My father died in January. He served in the Korean War, and was perhaps not technically a hero – except to me. His passing, and the time I spent with him in the days before his death, has given me a far greater appreciation for what many of my clients and their family’s experience. Death is painful, it is hard to watch, it makes you cry and it is humbling. My dad’s death was all of those, but it was natural and inevitable. Paul Schwarz’s death was not natural, it was not inevitable, and it came before its time because our food supply is in fact not “the safest in the world.”

  • Paul F Schwarz

    Bill told the story of my father. We can’t take the safety of our food for granted. Dad took a few bites of listeria tainted cantaloupe from Jensen Farms. This changed my families lives forever, but not for the better I assure you!
    Federal inspections should be a regular event pertaining to the safety of our food! Third party ‘audits’ should not be the norm.
    On Sundays and holidays my brothers and I would play early morning golf with dad. My brother Greg and I are going to play with Dad on our mind this morning. I can still hear him say to my slice ‘now hook’!
    Our fathers that went off to war came home and quietly went about their business of life! As I told you before our fathers are proud of us.
    Paul A Schwarz
    Section 51 Row 1 Grave 3 Ft Leavenworth/Leavenworth National Cemetery

  • Thank you Bill for posting this moving story and Paul for the personal comment. This is an American tragedy of monumental proportion. I am ashamed for our country.

  • Jeff Almer

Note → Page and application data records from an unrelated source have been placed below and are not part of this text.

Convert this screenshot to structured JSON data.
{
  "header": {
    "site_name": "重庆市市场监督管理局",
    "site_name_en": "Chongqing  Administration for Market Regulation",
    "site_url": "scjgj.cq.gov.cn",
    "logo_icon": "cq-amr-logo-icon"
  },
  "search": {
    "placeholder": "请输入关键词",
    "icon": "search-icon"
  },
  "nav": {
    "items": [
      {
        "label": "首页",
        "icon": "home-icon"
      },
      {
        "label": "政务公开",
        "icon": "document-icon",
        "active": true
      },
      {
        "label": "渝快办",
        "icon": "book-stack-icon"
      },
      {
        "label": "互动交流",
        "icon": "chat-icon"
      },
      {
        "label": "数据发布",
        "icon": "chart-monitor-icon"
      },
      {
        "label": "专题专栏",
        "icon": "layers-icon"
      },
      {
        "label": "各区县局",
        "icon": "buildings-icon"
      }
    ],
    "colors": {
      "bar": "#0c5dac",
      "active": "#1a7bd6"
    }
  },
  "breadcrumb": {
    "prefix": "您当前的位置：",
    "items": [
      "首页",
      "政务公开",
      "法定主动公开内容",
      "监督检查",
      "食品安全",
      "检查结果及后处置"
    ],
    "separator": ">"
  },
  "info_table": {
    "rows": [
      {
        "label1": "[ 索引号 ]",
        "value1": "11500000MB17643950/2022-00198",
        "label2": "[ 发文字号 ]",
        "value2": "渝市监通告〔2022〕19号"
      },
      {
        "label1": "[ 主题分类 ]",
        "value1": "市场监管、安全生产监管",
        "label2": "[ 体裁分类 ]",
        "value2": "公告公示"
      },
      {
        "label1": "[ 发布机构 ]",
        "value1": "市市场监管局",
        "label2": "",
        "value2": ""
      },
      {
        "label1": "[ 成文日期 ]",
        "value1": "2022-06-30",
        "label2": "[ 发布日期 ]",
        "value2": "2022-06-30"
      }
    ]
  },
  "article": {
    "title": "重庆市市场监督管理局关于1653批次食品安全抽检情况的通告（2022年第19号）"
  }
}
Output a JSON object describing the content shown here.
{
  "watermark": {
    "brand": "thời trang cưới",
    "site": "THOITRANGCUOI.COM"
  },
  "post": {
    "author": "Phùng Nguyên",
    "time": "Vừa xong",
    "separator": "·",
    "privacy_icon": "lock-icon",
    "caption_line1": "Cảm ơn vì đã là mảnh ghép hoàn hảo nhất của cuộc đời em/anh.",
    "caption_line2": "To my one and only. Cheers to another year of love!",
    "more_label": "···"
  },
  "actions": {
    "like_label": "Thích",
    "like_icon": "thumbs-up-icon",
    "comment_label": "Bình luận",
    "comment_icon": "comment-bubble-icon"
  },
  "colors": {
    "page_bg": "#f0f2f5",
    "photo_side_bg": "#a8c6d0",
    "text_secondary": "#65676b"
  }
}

    I extend my wish for peace for the Schwarz family in this truly preventable tragedy.
    Your father sounded like a wonderful person and deserved better.

  • Ronnie Allen

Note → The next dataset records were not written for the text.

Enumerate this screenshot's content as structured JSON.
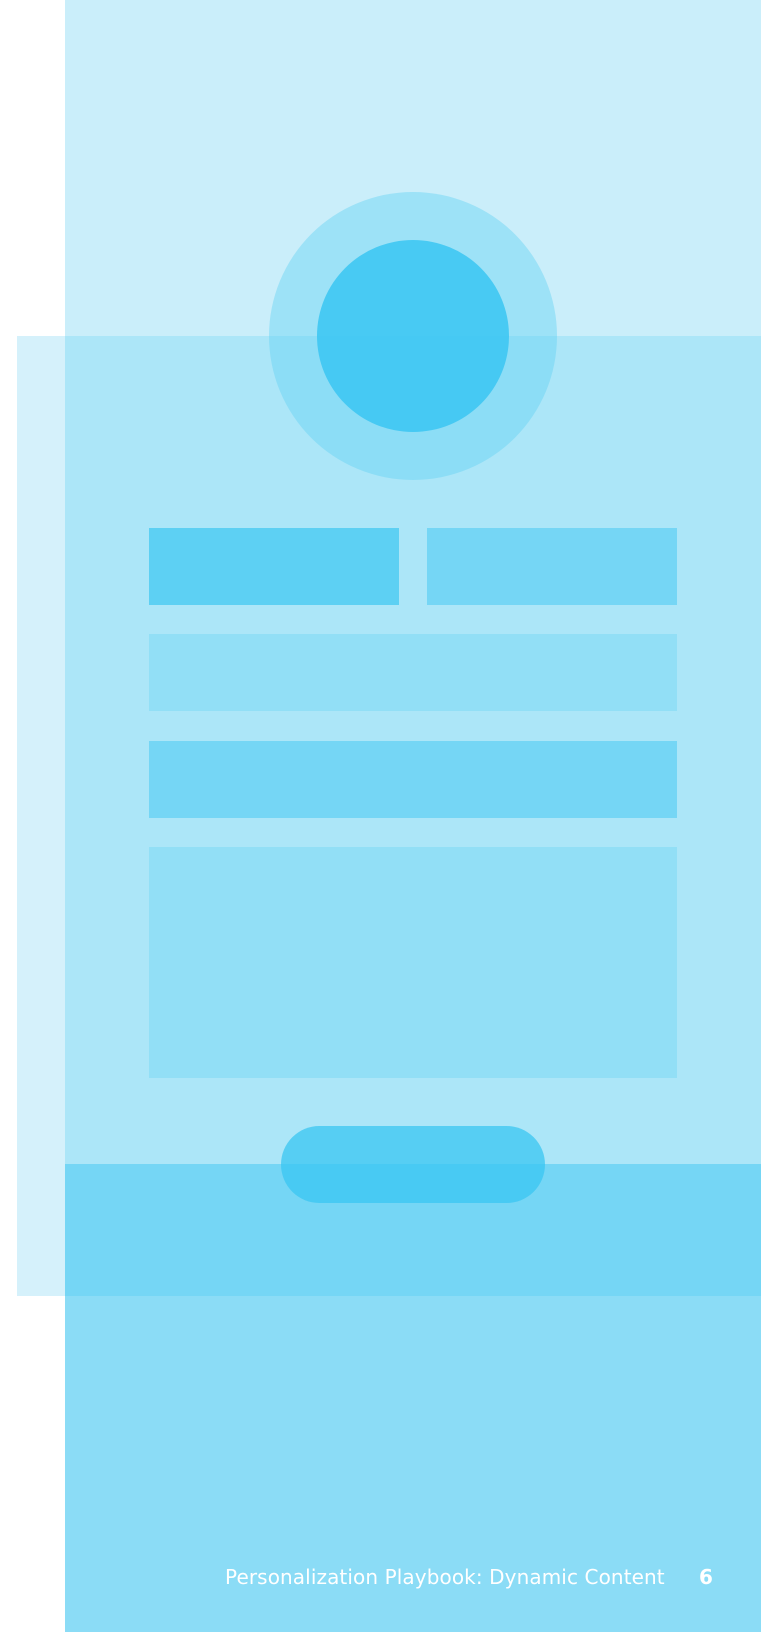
{
  "footer": {
    "title": "Personalization Playbook: Dynamic Content",
    "page_number": "6"
  },
  "colors": {
    "top_band": "#caeefa",
    "panel": "#ace6f8",
    "panel_edge": "#d5f1fb",
    "accent": "#39c5f2",
    "bottom_band": "#8bdcf6",
    "text": "#ffffff"
  }
}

    A very moving story and one that we should not forget. There are those that argue less regulations and more flexibility for business but here are the results of that type policy. Hopefully people can see the importance of regulations and inspections for products and goods that we all consume. My condolences to the Schwarz family and all the other families victimized by this lackadaisical regulation.

  • Chris Argento

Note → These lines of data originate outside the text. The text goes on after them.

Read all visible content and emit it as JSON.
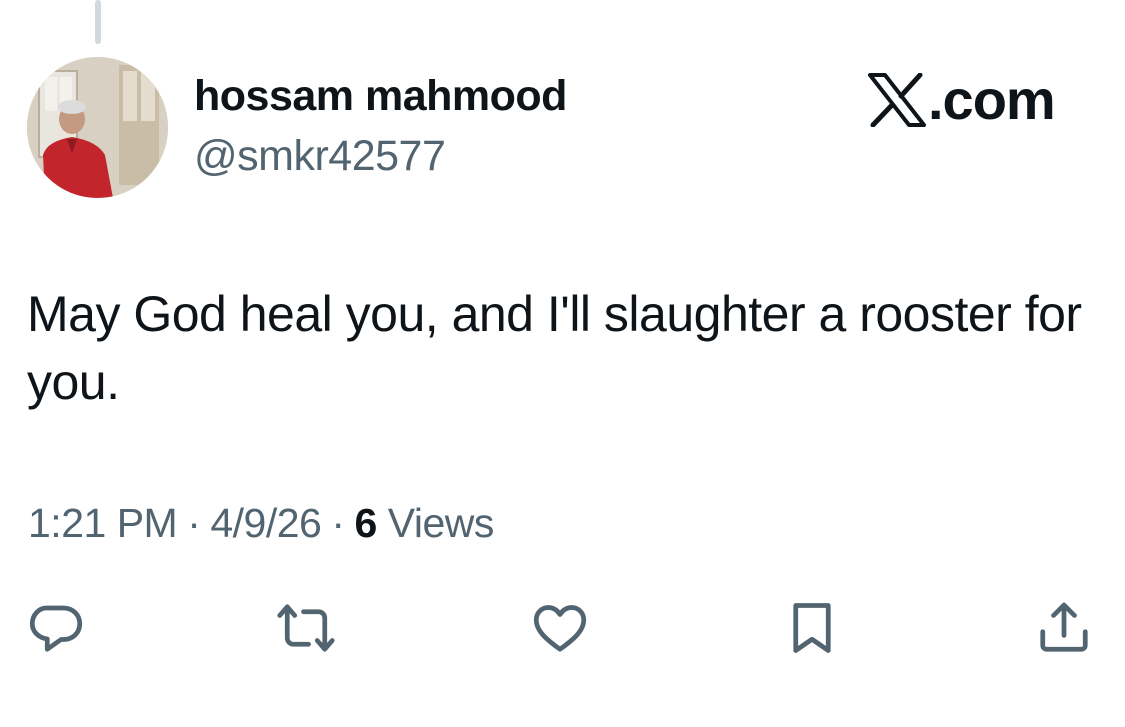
{
  "tweet": {
    "author": {
      "display_name": "hossam mahmood",
      "handle": "@smkr42577",
      "avatar": "profile-photo"
    },
    "brand": {
      "logo_icon": "x-logo-icon",
      "text": ".com"
    },
    "text": "May God heal you, and I'll slaughter a rooster for you.",
    "meta": {
      "time": "1:21 PM",
      "separator": "·",
      "date": "4/9/26",
      "views_count": "6",
      "views_label": "Views"
    },
    "actions": [
      {
        "name": "reply",
        "icon": "speech-bubble-icon"
      },
      {
        "name": "repost",
        "icon": "repost-arrows-icon"
      },
      {
        "name": "like",
        "icon": "heart-icon"
      },
      {
        "name": "bookmark",
        "icon": "bookmark-icon"
      },
      {
        "name": "share",
        "icon": "share-upload-icon"
      }
    ]
  },
  "colors": {
    "text_primary": "#0f1419",
    "text_secondary": "#536471",
    "thread_line": "#cfd9de",
    "background": "#ffffff"
  }
}
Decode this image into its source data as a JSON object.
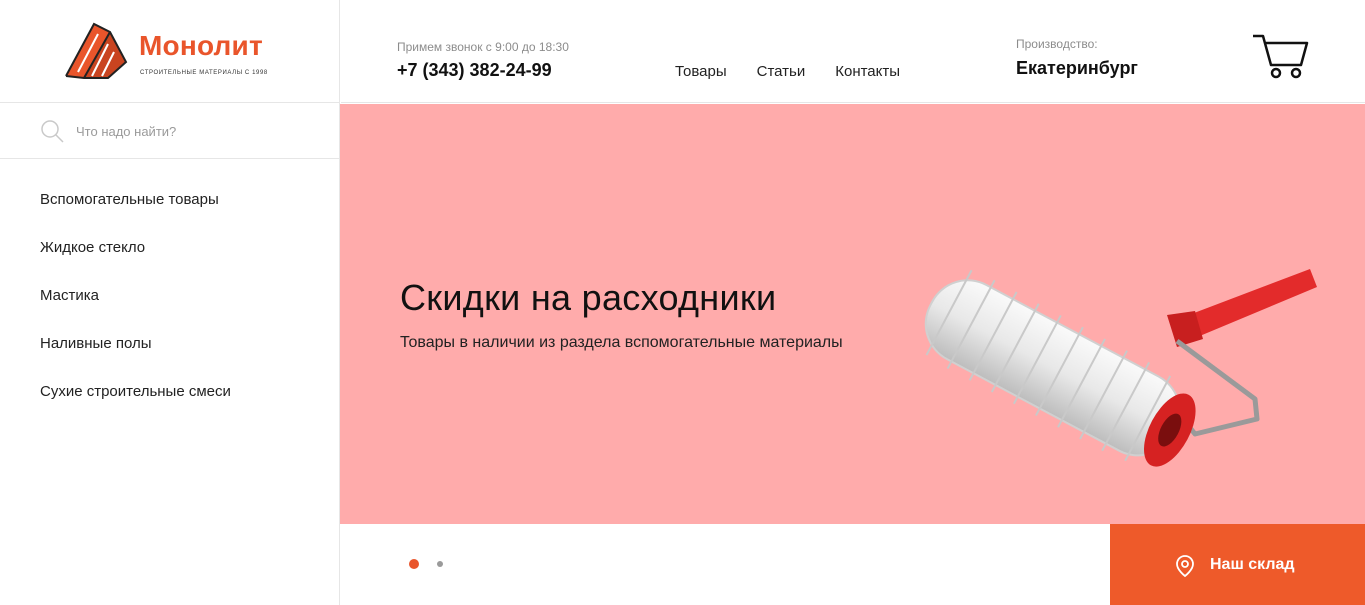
{
  "brand": {
    "name": "Монолит",
    "tagline": "СТРОИТЕЛЬНЫЕ МАТЕРИАЛЫ С 1998",
    "accent_color": "#e9552b"
  },
  "search": {
    "placeholder": "Что надо найти?",
    "value": "",
    "icon": "search-icon"
  },
  "sidebar": {
    "items": [
      {
        "label": "Вспомогательные товары"
      },
      {
        "label": "Жидкое стекло"
      },
      {
        "label": "Мастика"
      },
      {
        "label": "Наливные полы"
      },
      {
        "label": "Сухие строительные смеси"
      }
    ]
  },
  "header": {
    "call_hours": "Примем звонок с 9:00 до 18:30",
    "phone": "+7 (343) 382-24-99",
    "nav": [
      {
        "label": "Товары"
      },
      {
        "label": "Статьи"
      },
      {
        "label": "Контакты"
      }
    ],
    "production_label": "Производство:",
    "city": "Екатеринбург",
    "cart_icon": "cart-icon"
  },
  "banner": {
    "title": "Скидки на расходники",
    "subtitle": "Товары в наличии из раздела вспомогательные материалы",
    "background_color": "#ffabab",
    "image": "paint-roller-image"
  },
  "slider": {
    "slides_count": 2,
    "active_index": 0
  },
  "warehouse_button": {
    "label": "Наш склад",
    "icon": "map-pin-icon",
    "color": "#ee5a2a"
  }
}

    My sincerest condolences to the Family of Paul Schwarz, a fallen hero. Sadly, words can not fully express this tragic loss.

    To Whomever (Bill??) posted: “My father died in January. He served in the Korean War, and was perhaps not technically a hero – except to me.” PLEASE REMEMBER: EVERY MAN & WOMAN WHO HAS TAKEN THE OATH TO SERVE IS INDEED AN AMERICAN HERO, REGARDLESS OF HAVING ACTUALLY EXPERIENCED COMBAT ACTION.

    As a Patriot Guard Rider (PGR), NYS Region 9 and American Legion Rider (ALR), Post 1244 Greenlawn NY I (we) salute your beloved departed fathers, our fallen heroes, with honor, dignity and respect. We ride to remind those who have forgotten, and to honor and keep the sacrifices and memories of our Veterans alive. Your Fathers ride on, and they are spiritually with us on every mission of the PGR/ALR.

    Thank you Bill for your dedication, the protection of those unable to defend themselves, and making positive food safety changes in government and business – evolving because of your professional focus to food safety.

    Chris Argento, Veteran
    39th Combat Engineers
    Republic of South Vietnam 66-67